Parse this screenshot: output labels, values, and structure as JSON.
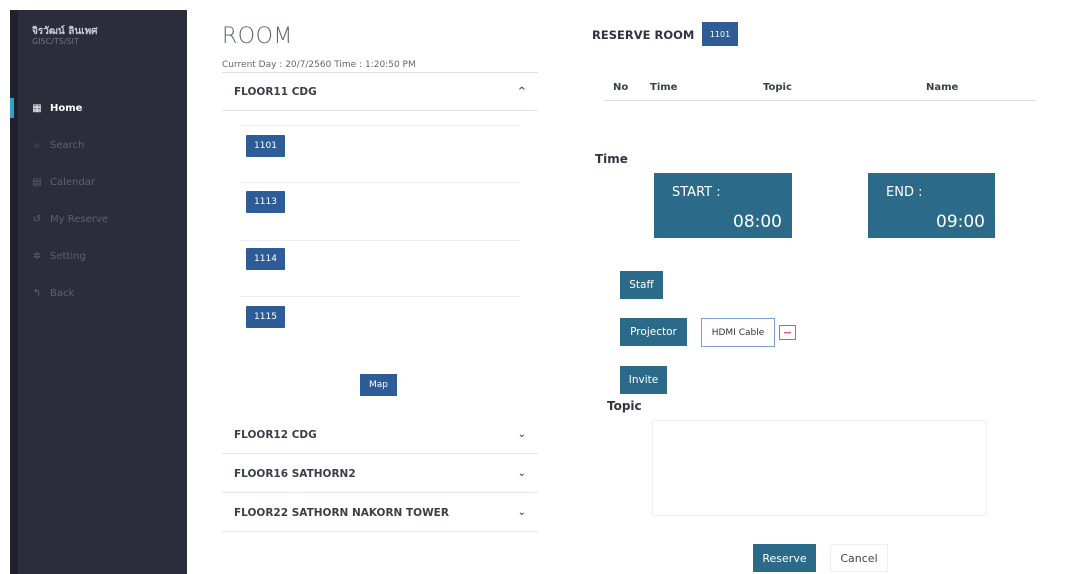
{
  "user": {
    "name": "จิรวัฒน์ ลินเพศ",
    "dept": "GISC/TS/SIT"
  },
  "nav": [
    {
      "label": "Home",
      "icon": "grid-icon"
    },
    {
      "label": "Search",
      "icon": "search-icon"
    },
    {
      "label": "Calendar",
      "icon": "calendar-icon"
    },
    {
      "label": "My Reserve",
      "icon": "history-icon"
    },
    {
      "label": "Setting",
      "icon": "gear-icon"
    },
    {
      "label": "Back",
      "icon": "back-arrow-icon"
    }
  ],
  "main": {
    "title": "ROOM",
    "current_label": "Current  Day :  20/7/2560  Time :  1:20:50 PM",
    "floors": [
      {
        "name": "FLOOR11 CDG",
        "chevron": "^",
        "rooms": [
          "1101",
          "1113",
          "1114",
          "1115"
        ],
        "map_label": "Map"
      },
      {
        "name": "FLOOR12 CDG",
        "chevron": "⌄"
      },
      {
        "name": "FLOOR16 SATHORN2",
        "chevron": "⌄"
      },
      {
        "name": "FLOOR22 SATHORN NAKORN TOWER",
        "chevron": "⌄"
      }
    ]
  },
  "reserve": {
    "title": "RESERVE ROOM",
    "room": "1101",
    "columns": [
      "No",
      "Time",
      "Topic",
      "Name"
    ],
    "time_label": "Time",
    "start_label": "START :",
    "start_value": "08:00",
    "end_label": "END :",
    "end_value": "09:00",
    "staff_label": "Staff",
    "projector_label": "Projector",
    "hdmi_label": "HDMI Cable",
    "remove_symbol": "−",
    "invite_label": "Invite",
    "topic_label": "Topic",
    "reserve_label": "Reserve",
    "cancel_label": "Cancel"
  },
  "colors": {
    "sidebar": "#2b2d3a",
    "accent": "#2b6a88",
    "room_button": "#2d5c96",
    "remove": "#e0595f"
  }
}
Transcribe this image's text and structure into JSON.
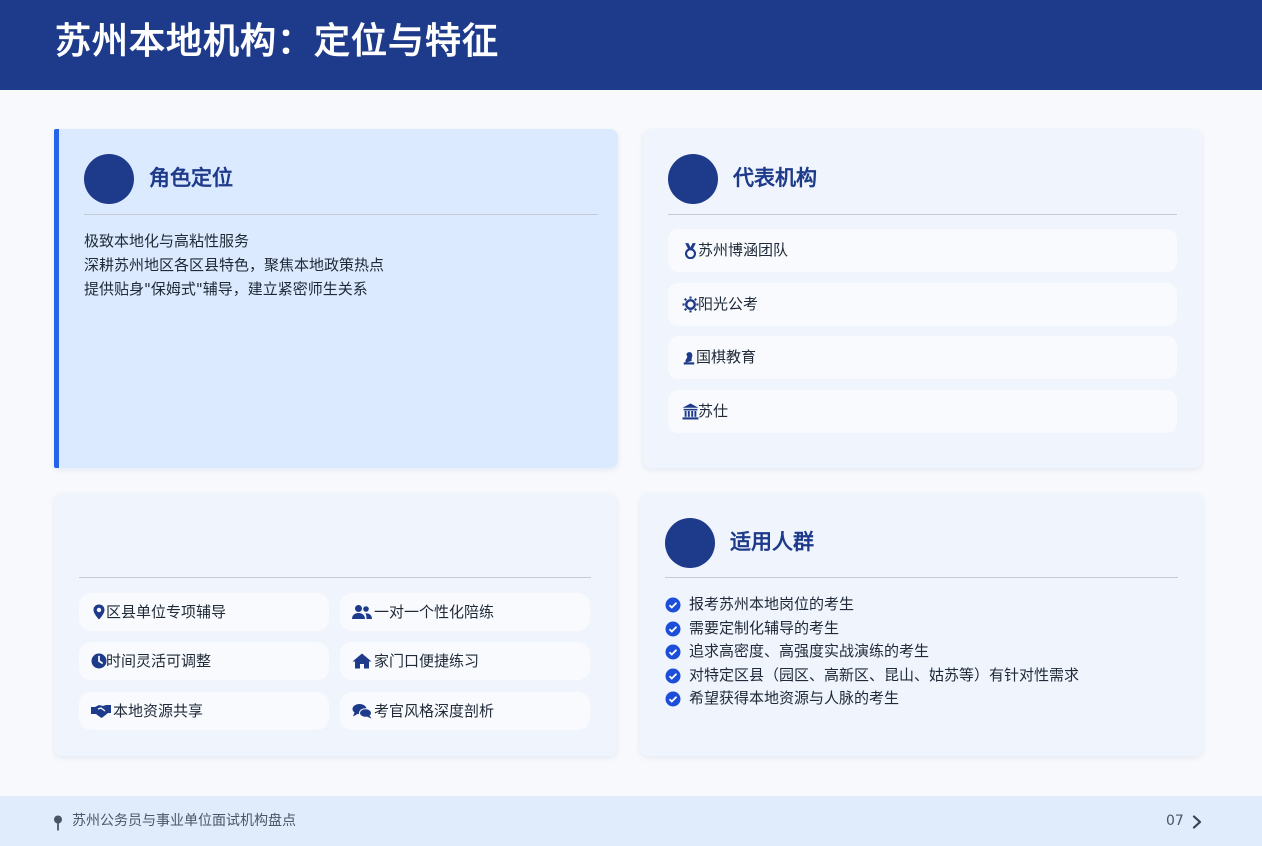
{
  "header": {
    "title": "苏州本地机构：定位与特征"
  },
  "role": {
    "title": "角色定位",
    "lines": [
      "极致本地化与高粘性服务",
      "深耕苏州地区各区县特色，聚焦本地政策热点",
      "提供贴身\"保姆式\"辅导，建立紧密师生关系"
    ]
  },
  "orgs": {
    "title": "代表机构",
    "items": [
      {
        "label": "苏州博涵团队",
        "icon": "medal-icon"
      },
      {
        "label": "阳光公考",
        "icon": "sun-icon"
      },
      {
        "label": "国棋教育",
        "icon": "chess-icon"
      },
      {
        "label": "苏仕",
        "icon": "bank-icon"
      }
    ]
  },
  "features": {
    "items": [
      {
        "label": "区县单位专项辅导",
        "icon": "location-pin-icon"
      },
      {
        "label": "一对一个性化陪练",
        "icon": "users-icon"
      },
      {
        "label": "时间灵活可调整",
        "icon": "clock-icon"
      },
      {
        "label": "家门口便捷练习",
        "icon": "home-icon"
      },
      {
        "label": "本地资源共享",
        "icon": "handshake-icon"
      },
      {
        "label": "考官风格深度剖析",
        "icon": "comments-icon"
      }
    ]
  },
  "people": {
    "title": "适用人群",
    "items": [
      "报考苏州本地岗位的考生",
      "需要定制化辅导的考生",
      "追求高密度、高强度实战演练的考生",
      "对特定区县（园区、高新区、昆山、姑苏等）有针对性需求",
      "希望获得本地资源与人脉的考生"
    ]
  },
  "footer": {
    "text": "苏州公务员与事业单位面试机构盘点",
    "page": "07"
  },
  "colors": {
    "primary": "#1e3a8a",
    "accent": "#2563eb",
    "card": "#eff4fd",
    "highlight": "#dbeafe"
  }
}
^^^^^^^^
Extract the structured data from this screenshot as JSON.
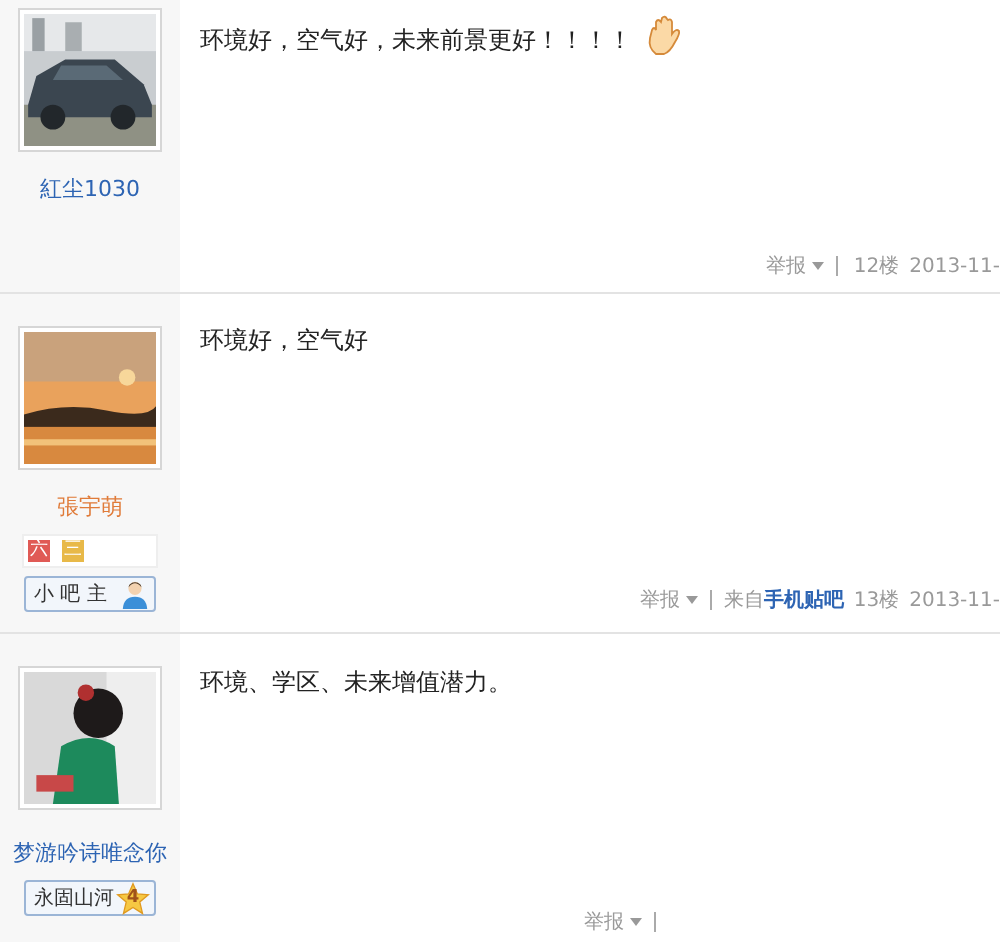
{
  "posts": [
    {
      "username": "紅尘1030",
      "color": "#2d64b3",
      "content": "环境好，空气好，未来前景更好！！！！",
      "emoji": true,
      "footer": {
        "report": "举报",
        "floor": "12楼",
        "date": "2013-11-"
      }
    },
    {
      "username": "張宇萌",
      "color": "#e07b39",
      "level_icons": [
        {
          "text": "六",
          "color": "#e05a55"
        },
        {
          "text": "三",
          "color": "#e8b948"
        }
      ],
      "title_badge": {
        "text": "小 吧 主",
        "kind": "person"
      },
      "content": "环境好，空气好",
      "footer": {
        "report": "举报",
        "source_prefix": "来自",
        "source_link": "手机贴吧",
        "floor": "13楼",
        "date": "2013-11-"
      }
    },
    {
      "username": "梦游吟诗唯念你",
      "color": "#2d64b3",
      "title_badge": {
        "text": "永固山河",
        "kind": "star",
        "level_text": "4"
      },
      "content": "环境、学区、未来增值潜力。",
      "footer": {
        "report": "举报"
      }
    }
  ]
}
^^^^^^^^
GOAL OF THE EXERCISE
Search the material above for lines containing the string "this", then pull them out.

THE COMPLETED TASK
Parse this screenshot: output labels, values, and structure as JSON.
Transcribe this image's text and structure into JSON.
Extract the structured data from this screenshot as JSON.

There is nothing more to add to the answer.